Objective: The purpose of this study was to assess the frequency and pattern of state laws or regulations regarding prenatal syphilis serologic screening in the United States in 2001.
Study design: We surveyed the United States for existing laws and regulations regarding serologic screening for syphilis during pregnancy. Testing was compared with 2000 state rates of syphilis in women and newborn infants, with states that had syphilis high morbidity areas, and with national 2000 and 2010 objectives for rates of syphilis.
Results: Forty-six of the 50 states (90%) and the District of Columbia have laws regarding antenatal syphilis screening. Thirty-four of the 46 statutes (76%) mandate one prenatal test, usually at the first prenatal visit or early in pregnancy. Twelve laws (26%) include third-trimester testing for all or high-risk women. The presence of high morbidity areas, incidence of early syphilis in women, and rates of congenital syphilis are associated with increasing frequency of legislated antepartum screening.

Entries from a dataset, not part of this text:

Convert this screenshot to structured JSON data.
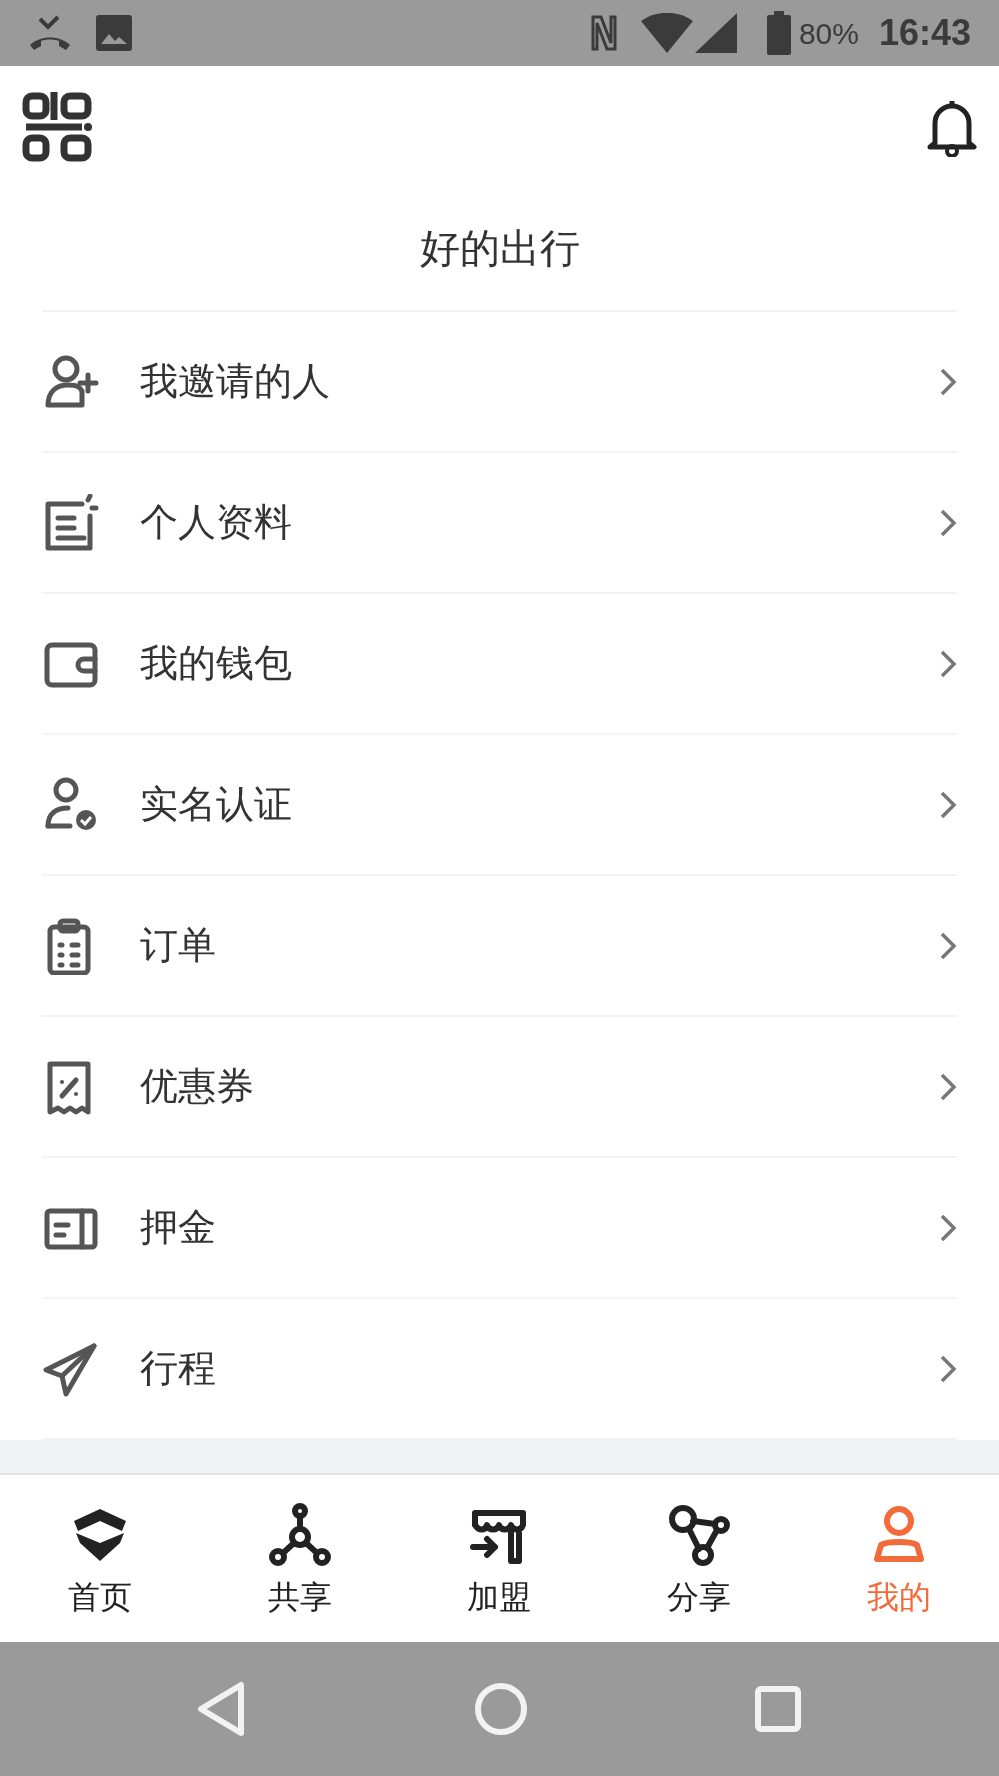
{
  "status_bar": {
    "battery": "80%",
    "time": "16:43"
  },
  "header": {
    "title": "好的出行"
  },
  "menu": [
    {
      "label": "我邀请的人"
    },
    {
      "label": "个人资料"
    },
    {
      "label": "我的钱包"
    },
    {
      "label": "实名认证"
    },
    {
      "label": "订单"
    },
    {
      "label": "优惠券"
    },
    {
      "label": "押金"
    },
    {
      "label": "行程"
    }
  ],
  "tabs": [
    {
      "label": "首页",
      "selected": false
    },
    {
      "label": "共享",
      "selected": false
    },
    {
      "label": "加盟",
      "selected": false
    },
    {
      "label": "分享",
      "selected": false
    },
    {
      "label": "我的",
      "selected": true
    }
  ]
}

Conclusion: Only 90% of states have statutes that require antepartum syphilis screening, and there is variation in the content of the statutes about the number and timing of tests. States with a heavy burden of infectious syphilis in women tend to require more prenatal testing.